Photo by BakiBG/iStock / Getty Images

Photo by BakiBG/iStock / Getty Images


 While menopause is a normal life stage for women, symptoms such as hot flushes and night sweats can be distressing, and tend to be more severe following breast cancer treatment sometimes having a negative impact on emotional wellbeing and quality of life[1]. Approximately 50% of women seek help for menopausal symptoms[2] and research shows that many express a preference for non-hormonal treatments, particularly if this is following breast cancer treatment. [3] 

It is with this in mind that a team including myself developed cognitive behavioural therapy (CBT) group and self-help interventions for well women[4] and breast cancer patients[5] to help develop coping strategies to reduce the negative impact of these symptoms. These interventions were evaluated in 2 randomised control trials, and found that women completing the CBT reported reduced interference with daily life as well as additional benefits to mood, sleep, and general quality of life. 

CBT is therefore an evidenced based intervention recommended as part of the National Institute of Clinical Excellence guidelines for Menopause and offers an alternative to women wishing to avoid medical treatments.

As CBT Lead on the trials, I can offer:

  1. individualised or group CBT sessions;

  2. Skype sessions for individual therapy;

  3. Guided self help by Skype / telephone using the self help guide if you do not live in the Greater Manchester area;

  4. Training workshops for health professionals and organisations wishing to understand more about a bio-psycho-social approach to menopause.

I have recently completed training a first cohort of facilitators in the intervention in conjunction with the British Menopause Society. Attendees ranged from GPs, Gynaecologists, Nurse Specialists, Psychologists, and Occupational Health Consultants.
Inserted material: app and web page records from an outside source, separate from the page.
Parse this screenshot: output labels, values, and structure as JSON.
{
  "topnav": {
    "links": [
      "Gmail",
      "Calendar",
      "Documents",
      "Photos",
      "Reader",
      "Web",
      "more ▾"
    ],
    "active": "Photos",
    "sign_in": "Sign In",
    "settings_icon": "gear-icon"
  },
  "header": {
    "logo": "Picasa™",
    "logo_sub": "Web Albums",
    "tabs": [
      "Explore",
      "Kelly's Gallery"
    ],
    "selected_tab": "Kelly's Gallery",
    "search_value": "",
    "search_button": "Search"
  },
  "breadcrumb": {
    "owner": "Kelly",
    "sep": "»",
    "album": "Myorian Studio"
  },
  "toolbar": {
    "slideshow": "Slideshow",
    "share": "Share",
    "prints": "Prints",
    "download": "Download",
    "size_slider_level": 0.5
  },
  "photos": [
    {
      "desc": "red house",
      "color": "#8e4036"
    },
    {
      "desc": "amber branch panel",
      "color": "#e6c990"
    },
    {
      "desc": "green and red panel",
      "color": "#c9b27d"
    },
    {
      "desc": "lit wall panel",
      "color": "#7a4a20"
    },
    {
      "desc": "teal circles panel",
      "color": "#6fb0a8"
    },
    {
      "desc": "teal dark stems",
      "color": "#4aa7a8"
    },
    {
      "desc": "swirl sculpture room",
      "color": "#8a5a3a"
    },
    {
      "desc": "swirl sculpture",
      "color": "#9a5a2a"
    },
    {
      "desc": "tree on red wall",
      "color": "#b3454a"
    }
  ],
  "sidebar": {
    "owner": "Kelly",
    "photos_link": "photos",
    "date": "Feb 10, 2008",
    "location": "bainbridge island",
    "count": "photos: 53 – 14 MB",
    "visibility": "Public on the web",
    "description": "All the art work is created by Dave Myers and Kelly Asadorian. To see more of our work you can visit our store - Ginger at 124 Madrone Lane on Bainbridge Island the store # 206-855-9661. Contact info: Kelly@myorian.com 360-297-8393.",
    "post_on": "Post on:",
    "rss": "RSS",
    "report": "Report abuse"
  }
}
A further training workshop is planned again in 2019, again in conjunction with the British Menopause Society.

 For further information, please contact me via the contact page.

[1] Ayers, B., & Hunter, M. S. (2013). Health-related quality of life of women with menopausal hot flushes and night sweats. Climacteric, 16(2), 235-239.

[2] Hunter, M., & Rendall, M. (2007). Bio-psycho-socio-cultural perspectives on menopause. Best Practice & Research Clinical Obstetrics & Gynaecology, 21(2), 261-274.

[3] Hunter, M. S., Grunfeld, E. A., Mittal, S., Sikka, P., Ramirez, A. J., Fentiman, I., & Hamed, H. (2004). Menopausal symptoms in women with breast cancer: prevalence and treatment preferences. Psycho‐Oncology, 13(11), 769-778.

[4] Ayers, B., Smith, M., Hellier, J., Mann, E., & Hunter, M. S. (2012). Effectiveness of group and self-help cognitive behavior therapy in reducing problematic menopausal hot flushes and night sweats (MENOS 2): a randomized controlled trial. Menopause, 19(7), 749-759.

[5] Mann, E., Smith, M., Hellier, J., & Hunter, M. S. (2011). A randomised controlled trial of a cognitive behavioural intervention for women who have menopausal symptoms following breast cancer treatment (MENOS 1): trial protocol. BMC cancer, 11(1), 44.